## [What the task requires]
Write out the data below in full. Keep it exact.

══ Input material ══

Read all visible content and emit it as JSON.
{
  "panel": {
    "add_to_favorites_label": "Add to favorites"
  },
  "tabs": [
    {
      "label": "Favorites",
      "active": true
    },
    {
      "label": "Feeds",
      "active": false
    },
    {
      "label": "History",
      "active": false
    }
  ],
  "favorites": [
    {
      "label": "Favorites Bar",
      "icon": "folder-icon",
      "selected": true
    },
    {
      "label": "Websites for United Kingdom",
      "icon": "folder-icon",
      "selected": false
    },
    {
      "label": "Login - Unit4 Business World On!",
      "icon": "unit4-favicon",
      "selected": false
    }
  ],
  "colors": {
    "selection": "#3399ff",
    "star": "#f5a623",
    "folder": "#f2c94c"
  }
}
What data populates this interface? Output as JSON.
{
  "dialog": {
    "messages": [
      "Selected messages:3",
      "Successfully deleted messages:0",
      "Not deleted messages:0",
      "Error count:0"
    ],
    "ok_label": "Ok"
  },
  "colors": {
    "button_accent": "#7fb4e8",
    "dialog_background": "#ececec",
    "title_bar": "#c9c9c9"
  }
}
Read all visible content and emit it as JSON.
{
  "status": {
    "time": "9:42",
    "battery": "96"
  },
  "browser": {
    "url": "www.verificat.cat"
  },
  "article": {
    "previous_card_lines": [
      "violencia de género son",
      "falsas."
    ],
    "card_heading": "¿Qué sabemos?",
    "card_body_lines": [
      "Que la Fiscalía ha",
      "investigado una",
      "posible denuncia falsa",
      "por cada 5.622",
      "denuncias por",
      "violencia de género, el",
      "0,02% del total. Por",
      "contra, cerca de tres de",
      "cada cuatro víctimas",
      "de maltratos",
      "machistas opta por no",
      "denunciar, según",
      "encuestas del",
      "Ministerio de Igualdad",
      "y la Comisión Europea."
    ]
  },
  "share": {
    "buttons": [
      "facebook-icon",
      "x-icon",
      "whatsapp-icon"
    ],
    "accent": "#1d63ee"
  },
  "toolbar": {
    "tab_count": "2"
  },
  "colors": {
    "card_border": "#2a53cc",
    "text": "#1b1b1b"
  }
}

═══

## [The answer]
Read all visible content and emit it as JSON.
{
  "panel": {
    "add_to_favorites_label": "Add to favorites"
  },
  "tabs": [
    {
      "label": "Favorites",
      "active": true
    },
    {
      "label": "Feeds",
      "active": false
    },
    {
      "label": "History",
      "active": false
    }
  ],
  "favorites": [
    {
      "label": "Favorites Bar",
      "icon": "folder-icon",
      "selected": true
    },
    {
      "label": "Websites for United Kingdom",
      "icon": "folder-icon",
      "selected": false
    },
    {
      "label": "Login - Unit4 Business World On!",
      "icon": "unit4-favicon",
      "selected": false
    }
  ],
  "colors": {
    "selection": "#3399ff",
    "star": "#f5a623",
    "folder": "#f2c94c"
  }
}
What data populates this interface? Output as JSON.
{
  "dialog": {
    "messages": [
      "Selected messages:3",
      "Successfully deleted messages:0",
      "Not deleted messages:0",
      "Error count:0"
    ],
    "ok_label": "Ok"
  },
  "colors": {
    "button_accent": "#7fb4e8",
    "dialog_background": "#ececec",
    "title_bar": "#c9c9c9"
  }
}
Read all visible content and emit it as JSON.
{
  "status": {
    "time": "9:42",
    "battery": "96"
  },
  "browser": {
    "url": "www.verificat.cat"
  },
  "article": {
    "previous_card_lines": [
      "violencia de género son",
      "falsas."
    ],
    "card_heading": "¿Qué sabemos?",
    "card_body_lines": [
      "Que la Fiscalía ha",
      "investigado una",
      "posible denuncia falsa",
      "por cada 5.622",
      "denuncias por",
      "violencia de género, el",
      "0,02% del total. Por",
      "contra, cerca de tres de",
      "cada cuatro víctimas",
      "de maltratos",
      "machistas opta por no",
      "denunciar, según",
      "encuestas del",
      "Ministerio de Igualdad",
      "y la Comisión Europea."
    ]
  },
  "share": {
    "buttons": [
      "facebook-icon",
      "x-icon",
      "whatsapp-icon"
    ],
    "accent": "#1d63ee"
  },
  "toolbar": {
    "tab_count": "2"
  },
  "colors": {
    "card_border": "#2a53cc",
    "text": "#1b1b1b"
  }
}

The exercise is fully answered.